Data items
• • • • • • •
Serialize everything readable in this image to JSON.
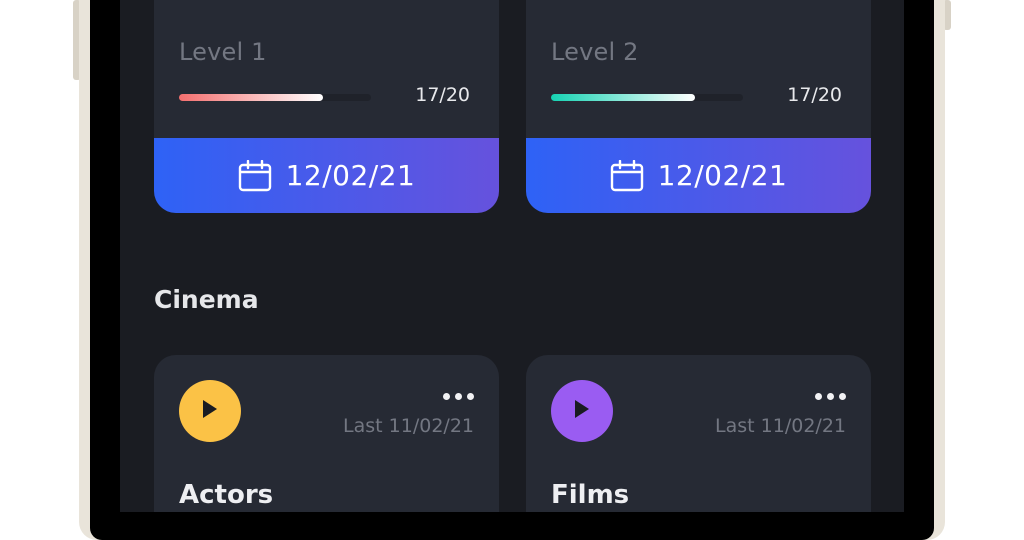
{
  "levels": [
    {
      "title": "Level 1",
      "count": "17/20",
      "progress": 0.75,
      "date": "12/02/21",
      "bar_color": "#f46f6f"
    },
    {
      "title": "Level 2",
      "count": "17/20",
      "progress": 0.75,
      "date": "12/02/21",
      "bar_color": "#16d3b3"
    }
  ],
  "section": {
    "title": "Cinema"
  },
  "categories": [
    {
      "title": "Actors",
      "last": "Last 11/02/21",
      "icon": "play-icon",
      "color": "#fbc246"
    },
    {
      "title": "Films",
      "last": "Last 11/02/21",
      "icon": "play-icon",
      "color": "#9a5cf2"
    }
  ],
  "colors": {
    "background": "#1a1c22",
    "card": "#262a34",
    "accent_start": "#2e62f6",
    "accent_end": "#6652dd"
  }
}
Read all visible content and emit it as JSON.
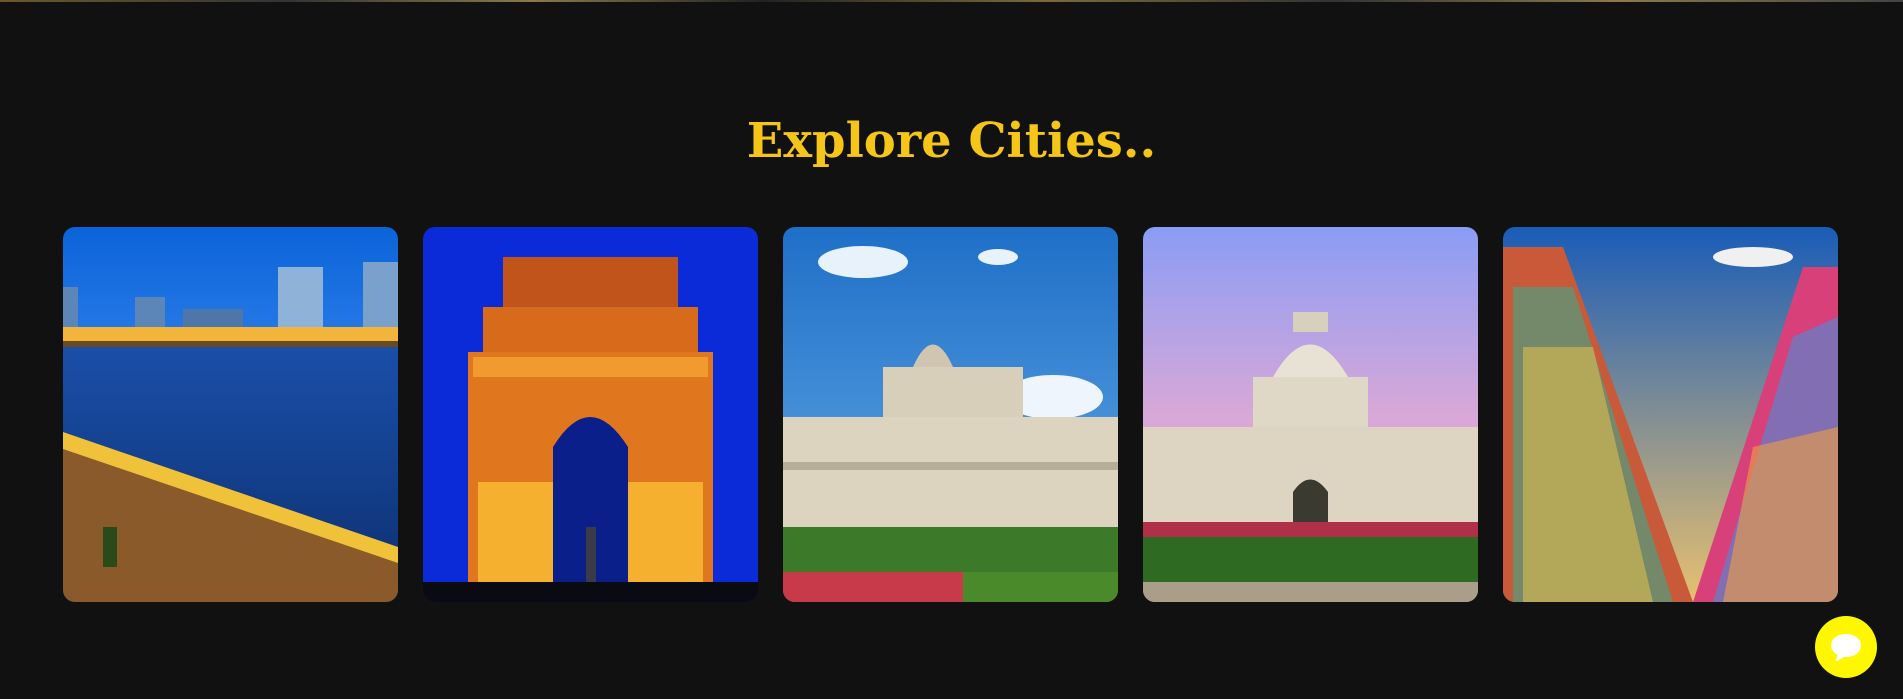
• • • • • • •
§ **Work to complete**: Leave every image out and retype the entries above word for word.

§ **Answer to this task**:
Serialize everything readable in this image to JSON.
{
  "levels": [
    {
      "title": "Level 1",
      "count": "17/20",
      "progress": 0.75,
      "date": "12/02/21",
      "bar_color": "#f46f6f"
    },
    {
      "title": "Level 2",
      "count": "17/20",
      "progress": 0.75,
      "date": "12/02/21",
      "bar_color": "#16d3b3"
    }
  ],
  "section": {
    "title": "Cinema"
  },
  "categories": [
    {
      "title": "Actors",
      "last": "Last 11/02/21",
      "icon": "play-icon",
      "color": "#fbc246"
    },
    {
      "title": "Films",
      "last": "Last 11/02/21",
      "icon": "play-icon",
      "color": "#9a5cf2"
    }
  ],
  "colors": {
    "background": "#1a1c22",
    "card": "#262a34",
    "accent_start": "#2e62f6",
    "accent_end": "#6652dd"
  }
}
Read all visible content and emit it as JSON.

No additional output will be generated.